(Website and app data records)
========================

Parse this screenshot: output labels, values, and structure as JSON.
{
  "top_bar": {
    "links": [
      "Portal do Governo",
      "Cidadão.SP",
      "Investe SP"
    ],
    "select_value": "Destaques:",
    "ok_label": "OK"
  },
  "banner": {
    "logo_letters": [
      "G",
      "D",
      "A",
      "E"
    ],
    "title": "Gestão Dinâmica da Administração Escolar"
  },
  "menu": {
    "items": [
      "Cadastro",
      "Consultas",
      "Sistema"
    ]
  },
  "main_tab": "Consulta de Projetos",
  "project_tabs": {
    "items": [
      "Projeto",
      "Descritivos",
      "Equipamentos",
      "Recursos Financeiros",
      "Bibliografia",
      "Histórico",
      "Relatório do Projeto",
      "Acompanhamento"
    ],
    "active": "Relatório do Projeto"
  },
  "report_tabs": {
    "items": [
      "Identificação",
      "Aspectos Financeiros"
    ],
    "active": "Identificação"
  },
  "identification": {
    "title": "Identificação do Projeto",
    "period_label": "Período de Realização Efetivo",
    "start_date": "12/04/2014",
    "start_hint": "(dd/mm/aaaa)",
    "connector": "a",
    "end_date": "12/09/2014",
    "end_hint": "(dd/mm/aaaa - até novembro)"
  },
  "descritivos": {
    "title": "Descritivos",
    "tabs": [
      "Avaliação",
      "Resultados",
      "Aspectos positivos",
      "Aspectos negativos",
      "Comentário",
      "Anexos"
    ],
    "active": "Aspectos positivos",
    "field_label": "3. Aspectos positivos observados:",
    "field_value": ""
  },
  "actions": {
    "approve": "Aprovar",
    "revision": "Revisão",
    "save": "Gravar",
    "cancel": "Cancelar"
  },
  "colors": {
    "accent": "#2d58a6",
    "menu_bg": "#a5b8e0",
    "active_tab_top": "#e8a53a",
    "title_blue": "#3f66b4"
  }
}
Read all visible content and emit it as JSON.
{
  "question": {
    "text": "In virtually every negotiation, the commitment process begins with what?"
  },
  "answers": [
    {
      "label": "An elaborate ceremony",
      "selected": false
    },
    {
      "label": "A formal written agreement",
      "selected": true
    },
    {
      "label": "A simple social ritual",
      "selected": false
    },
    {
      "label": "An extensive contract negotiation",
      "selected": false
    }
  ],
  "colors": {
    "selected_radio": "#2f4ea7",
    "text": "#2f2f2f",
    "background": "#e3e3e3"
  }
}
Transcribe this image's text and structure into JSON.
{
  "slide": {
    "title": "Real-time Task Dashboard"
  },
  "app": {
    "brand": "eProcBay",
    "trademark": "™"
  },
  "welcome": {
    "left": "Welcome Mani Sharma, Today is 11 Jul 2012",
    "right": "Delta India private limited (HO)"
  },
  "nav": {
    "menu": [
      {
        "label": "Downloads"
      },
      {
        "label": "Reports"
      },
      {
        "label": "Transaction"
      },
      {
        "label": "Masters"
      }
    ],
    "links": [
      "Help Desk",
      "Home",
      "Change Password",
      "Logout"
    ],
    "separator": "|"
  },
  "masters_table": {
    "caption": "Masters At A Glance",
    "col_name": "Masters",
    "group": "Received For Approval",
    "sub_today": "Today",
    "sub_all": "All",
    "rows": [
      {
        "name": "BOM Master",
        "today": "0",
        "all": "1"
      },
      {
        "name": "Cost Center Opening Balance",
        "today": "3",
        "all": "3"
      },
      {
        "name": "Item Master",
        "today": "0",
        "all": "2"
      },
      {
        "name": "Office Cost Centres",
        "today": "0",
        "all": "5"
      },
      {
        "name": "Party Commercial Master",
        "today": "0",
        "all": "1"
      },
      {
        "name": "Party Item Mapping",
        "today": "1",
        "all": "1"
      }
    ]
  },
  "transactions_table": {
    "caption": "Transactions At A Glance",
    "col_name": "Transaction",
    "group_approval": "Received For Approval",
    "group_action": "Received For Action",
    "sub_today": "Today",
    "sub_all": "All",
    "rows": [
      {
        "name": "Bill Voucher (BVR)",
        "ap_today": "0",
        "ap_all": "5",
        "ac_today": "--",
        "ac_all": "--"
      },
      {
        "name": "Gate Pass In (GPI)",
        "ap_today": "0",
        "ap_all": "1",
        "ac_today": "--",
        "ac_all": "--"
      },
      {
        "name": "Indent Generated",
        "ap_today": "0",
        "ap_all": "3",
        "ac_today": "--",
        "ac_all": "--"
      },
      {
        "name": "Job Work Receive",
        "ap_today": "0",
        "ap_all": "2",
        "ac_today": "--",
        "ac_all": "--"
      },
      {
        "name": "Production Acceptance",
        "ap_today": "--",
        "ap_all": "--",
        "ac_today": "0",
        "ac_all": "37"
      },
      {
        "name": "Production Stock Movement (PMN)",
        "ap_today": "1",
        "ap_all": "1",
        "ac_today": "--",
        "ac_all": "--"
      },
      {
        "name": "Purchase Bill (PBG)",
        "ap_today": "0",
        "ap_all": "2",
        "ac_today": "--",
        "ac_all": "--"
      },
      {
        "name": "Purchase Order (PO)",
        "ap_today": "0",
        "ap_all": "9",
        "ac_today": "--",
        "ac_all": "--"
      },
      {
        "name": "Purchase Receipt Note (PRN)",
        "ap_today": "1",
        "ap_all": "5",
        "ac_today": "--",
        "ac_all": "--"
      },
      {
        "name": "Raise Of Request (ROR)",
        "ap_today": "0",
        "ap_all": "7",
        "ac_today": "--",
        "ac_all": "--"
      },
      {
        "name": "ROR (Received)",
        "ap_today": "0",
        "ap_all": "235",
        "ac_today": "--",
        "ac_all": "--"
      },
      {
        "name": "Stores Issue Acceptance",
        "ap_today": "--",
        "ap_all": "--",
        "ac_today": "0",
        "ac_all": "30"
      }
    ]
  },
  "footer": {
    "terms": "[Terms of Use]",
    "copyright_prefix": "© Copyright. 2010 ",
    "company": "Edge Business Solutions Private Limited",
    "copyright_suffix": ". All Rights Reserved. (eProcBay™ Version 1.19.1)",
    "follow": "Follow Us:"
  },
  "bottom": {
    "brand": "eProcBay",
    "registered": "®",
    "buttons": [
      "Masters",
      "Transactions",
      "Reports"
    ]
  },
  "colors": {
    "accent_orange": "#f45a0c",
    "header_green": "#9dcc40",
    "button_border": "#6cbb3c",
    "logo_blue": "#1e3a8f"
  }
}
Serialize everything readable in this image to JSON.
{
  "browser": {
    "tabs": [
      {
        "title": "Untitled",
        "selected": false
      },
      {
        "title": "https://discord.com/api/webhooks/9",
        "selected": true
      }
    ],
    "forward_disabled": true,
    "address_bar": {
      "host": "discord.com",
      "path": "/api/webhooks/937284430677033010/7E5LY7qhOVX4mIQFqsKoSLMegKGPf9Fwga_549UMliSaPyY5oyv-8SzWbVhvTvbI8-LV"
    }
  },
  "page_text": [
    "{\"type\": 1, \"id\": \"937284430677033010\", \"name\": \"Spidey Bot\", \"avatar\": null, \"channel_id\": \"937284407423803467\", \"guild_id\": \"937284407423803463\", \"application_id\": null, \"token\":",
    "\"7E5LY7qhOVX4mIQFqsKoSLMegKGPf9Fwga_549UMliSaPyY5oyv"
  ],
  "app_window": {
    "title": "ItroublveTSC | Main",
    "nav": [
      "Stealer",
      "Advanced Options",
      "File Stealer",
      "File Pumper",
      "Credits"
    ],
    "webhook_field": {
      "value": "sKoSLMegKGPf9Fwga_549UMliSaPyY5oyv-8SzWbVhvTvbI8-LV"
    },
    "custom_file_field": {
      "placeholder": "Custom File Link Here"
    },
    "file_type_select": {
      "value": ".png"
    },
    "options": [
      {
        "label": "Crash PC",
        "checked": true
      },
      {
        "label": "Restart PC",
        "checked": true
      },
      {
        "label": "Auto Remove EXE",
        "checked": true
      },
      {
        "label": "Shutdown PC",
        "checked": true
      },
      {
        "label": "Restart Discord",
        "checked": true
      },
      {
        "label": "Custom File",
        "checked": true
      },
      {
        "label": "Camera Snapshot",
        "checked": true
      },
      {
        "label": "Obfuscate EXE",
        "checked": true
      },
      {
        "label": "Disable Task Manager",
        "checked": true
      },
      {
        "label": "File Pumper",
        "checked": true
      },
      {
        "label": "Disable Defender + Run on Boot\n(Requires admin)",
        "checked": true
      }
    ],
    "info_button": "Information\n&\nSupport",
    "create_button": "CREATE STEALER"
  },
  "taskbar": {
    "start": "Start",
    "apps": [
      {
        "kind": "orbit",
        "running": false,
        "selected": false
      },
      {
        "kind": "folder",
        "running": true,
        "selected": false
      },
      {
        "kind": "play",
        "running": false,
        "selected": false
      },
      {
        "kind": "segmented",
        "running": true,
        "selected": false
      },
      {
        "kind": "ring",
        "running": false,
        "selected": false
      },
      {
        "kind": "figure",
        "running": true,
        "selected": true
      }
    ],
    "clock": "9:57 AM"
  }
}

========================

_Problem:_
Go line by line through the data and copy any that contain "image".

_Exercise response:_
Transcribe this image's text and structure into JSON.
Serialize everything readable in this image to JSON.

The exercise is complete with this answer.